Franze Ledl of Stuttgart University and Erwin Schleicher of the academic hospital Munich-Schwabing in West Germany have studied many of the reactions involved, which are known collectively as the Maillard reaction. They believe that the reaction products could cause some diseases, including certain forms of cancer (Angewandte Chemie, International Edition in English, 1990, vol 29, p 565). If you are an NS subscriber you can read 雷竞技官网 ’s article in the archive. It seems that the potential for carcinogens, such as acrylamide.

Dead parrot sketch

woman brought a very limp parrot into a veterinary surgery. As she lay her pet on the table, the vet pulled out his stethoscope and listened to the bird’s chest. After a moment or two, the vet shook his head sadly and said, “I’m so sorry, Polly has passed away.”

The distressed owner wailed, “Are you sure? I mean, you haven’t done any testing on him or anything. He might just be in a coma or something.”

The vet rolled his eyes, shrugged, turned and left the room, returning a few moments later with a beautiful black labrador. As the bird’s owner looked on in amazement, the dog stood on his hind legs, put his front paws on the examination table and sniffed the dead parrot from top to bottom. He then looked at the vet with sad eyes and shook his head.

The vet fussed the dog and took it out, but returned a few moments later with a cat. The cat jumped up and also sniffed delicately at the ex-bird. The cat sat back, shook its head, meowed and ran out of the room. The vet looked at the woman and said, “I’m sorry, but like I said, your parrot is most definitely 100% certifiably…dead.” He then turned to his computer terminal, hit a few keys and produced a bill which he handed to the woman. The parrot’s owner, still in shock, took the bill.

“£150!,” she cried, “£150 just to tell me my bird is dead!” The vet shrugged. “If you’d taken my word for it the bill would only have been £20, but what with the Lab report and the Cat scan…”

Interesting Beer Supply

A recent spam email was offering me the rather desirable possibility of “firmer, lager breasts”. Perhaps the next one will offer a “bigger beer belly” to go with them? Although too much of the old hop juice often leads to brewer’s droop, so the next spam after that will inevitably be for herbal Viagara (sic) or verbal hiagra.

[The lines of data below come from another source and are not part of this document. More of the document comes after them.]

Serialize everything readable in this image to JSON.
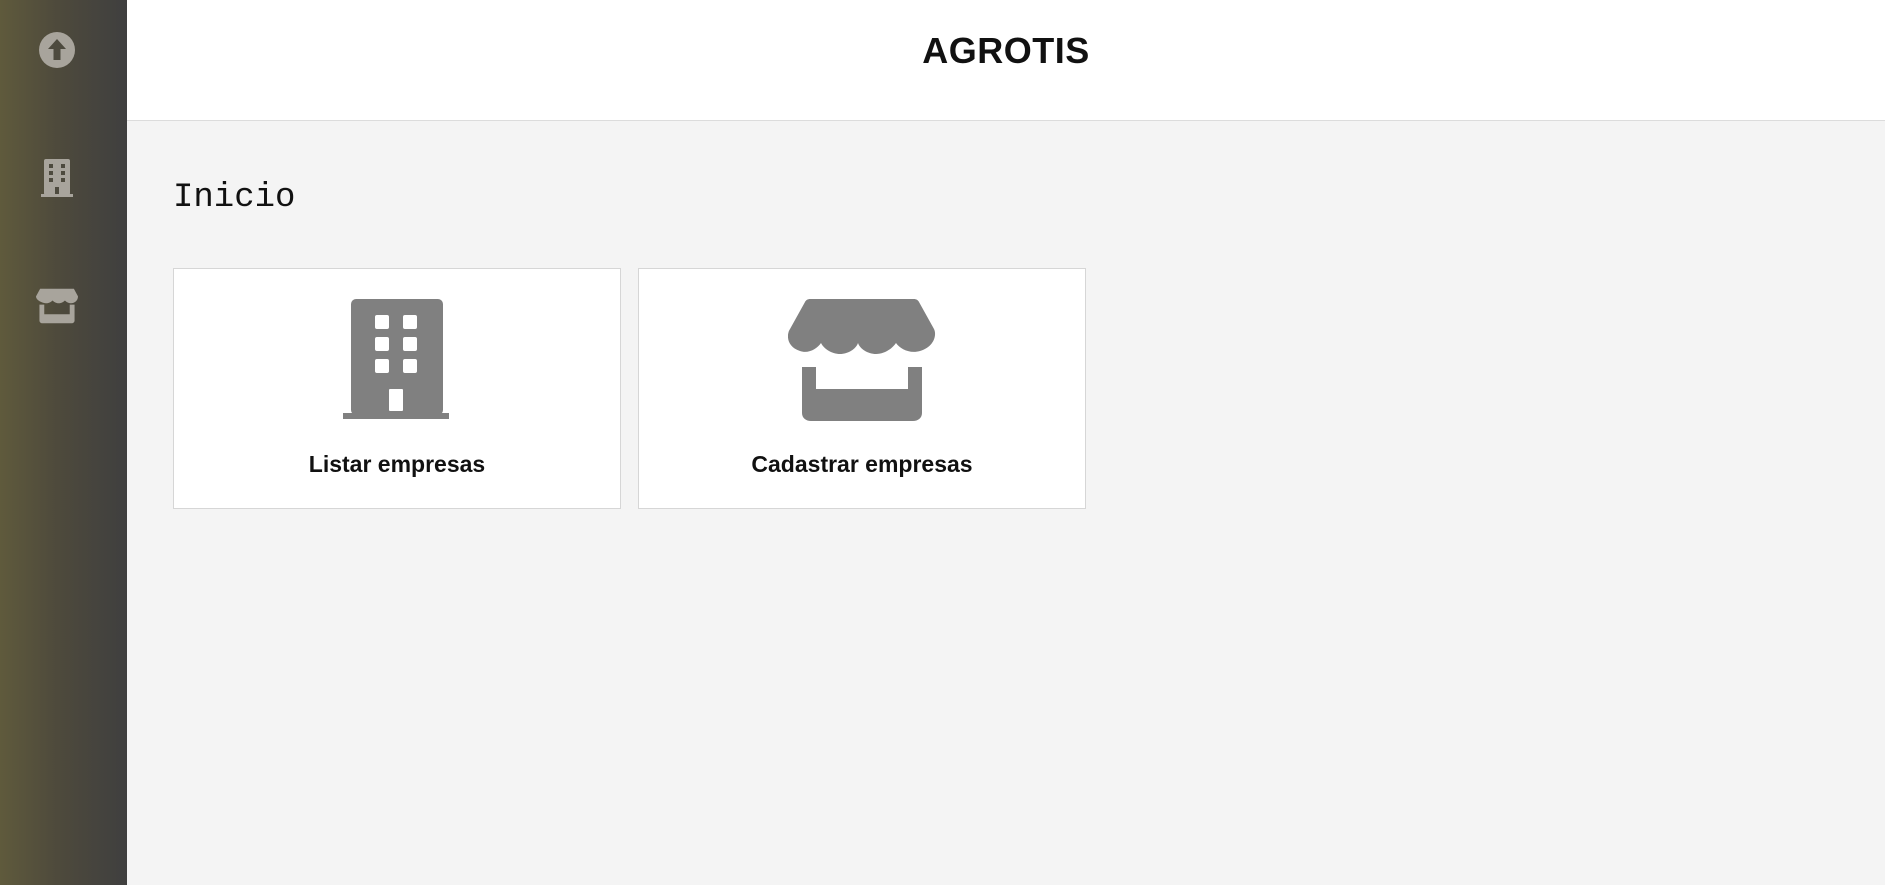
{
  "app": {
    "title": "AGROTIS"
  },
  "sidebar": {
    "items": [
      {
        "icon": "arrow-up-circle-icon"
      },
      {
        "icon": "building-icon"
      },
      {
        "icon": "store-icon"
      }
    ],
    "icon_color": "#a8a49c"
  },
  "main": {
    "page_title": "Inicio",
    "cards": [
      {
        "label": "Listar empresas",
        "icon": "building-icon"
      },
      {
        "label": "Cadastrar empresas",
        "icon": "store-icon"
      }
    ],
    "icon_color": "#808080"
  }
}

UPDATE for 4th July 2008: did you take part in the Sciencebase Beer or Wine poll yet? Or, read about the beer vs wine debate (apologies for using the same picture of lager breasts on both posts, by the way).

Silly molecule of the month

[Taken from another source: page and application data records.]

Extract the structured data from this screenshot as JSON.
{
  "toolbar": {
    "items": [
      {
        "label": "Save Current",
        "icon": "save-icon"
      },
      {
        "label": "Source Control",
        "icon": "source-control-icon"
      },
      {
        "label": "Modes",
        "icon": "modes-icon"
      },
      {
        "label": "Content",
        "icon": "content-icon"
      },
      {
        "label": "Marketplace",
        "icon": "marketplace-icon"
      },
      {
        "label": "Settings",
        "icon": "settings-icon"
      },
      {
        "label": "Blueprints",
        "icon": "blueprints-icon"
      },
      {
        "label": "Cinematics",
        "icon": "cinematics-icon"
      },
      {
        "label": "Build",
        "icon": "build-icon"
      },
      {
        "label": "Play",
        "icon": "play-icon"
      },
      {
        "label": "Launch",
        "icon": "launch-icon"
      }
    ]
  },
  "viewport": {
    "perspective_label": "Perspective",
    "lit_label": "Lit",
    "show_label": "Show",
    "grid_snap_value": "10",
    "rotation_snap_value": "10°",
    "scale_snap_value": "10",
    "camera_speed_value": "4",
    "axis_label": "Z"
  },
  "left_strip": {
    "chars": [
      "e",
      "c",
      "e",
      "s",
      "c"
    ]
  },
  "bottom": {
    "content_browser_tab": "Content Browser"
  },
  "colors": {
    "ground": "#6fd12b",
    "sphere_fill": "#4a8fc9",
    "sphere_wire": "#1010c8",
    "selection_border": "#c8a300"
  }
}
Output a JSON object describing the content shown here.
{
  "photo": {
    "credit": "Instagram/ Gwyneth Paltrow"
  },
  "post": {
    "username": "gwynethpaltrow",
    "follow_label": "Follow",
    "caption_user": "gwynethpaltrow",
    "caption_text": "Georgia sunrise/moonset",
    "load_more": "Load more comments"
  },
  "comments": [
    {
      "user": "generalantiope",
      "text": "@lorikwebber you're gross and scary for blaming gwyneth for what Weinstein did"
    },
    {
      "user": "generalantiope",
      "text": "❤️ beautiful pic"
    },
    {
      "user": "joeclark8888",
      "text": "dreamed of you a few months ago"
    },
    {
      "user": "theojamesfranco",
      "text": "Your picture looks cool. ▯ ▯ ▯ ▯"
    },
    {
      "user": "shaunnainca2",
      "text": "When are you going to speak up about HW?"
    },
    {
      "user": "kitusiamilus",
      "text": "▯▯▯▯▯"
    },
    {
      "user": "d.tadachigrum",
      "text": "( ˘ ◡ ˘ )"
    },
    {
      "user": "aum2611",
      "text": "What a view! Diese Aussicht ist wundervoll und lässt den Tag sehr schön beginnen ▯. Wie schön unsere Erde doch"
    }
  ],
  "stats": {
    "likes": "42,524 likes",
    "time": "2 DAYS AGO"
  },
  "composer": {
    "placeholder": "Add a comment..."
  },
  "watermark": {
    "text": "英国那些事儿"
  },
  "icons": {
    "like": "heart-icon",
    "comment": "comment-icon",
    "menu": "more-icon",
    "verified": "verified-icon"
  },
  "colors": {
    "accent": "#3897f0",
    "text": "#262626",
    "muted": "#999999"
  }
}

As if to prove chemists have a sense of humour, Bristol University’s Paul May has added a list of unusual, but genuine, chemical names to his Molecule of the Month web site. Among the chemical delicacies are the super-tough compound ‘adamantane’ and its chemical cousin ‘bastardane’ (more formally known as ethano-bridged noradamantane.

Then there’s the soccer-ball shaped ‘buckminsterfullerene’ and the natural product ‘megaphone’ from the roots of the plant Aniba megaphylla. There is even a mineral with the enticing name of ‘cummingtonite’ while the stuttering ‘unununium’ makes an elemental appearance too. But, the choice that May puts at the top of his list is…for the sake of decency…best left to visitors to find for themselves. Suffice to say, it involves the arsenic version of the molecule pyrrole and it’s ring shaped: sillymols.htm.

Planetary poop

I just got a software planetarium to review…very nice program allows you to put in your city or coordinates and then shows you the night sky as it would appear if there were no clouds. There’s the water carrier (Aquarius), the archer, and the various planets.

All seems in order, there are a few constellations I wasn’t familiar with – the hare (turns out to be lepus), the air pump (that’s Antlia) and “poop”. Poop? Nice! I did a quick search on some French astronomy websites and came up with the answer, Poop is what the French call Puppis. This one was originally part of the larger constellation Argo Navis. Indeed, it was the stern, or poop deck of the mythological ship, the Argo.

So, not only am I ignorant of the constellations, I don’t know my classics well enough either. But, thankfully the poop isn’t the last turd in constellations.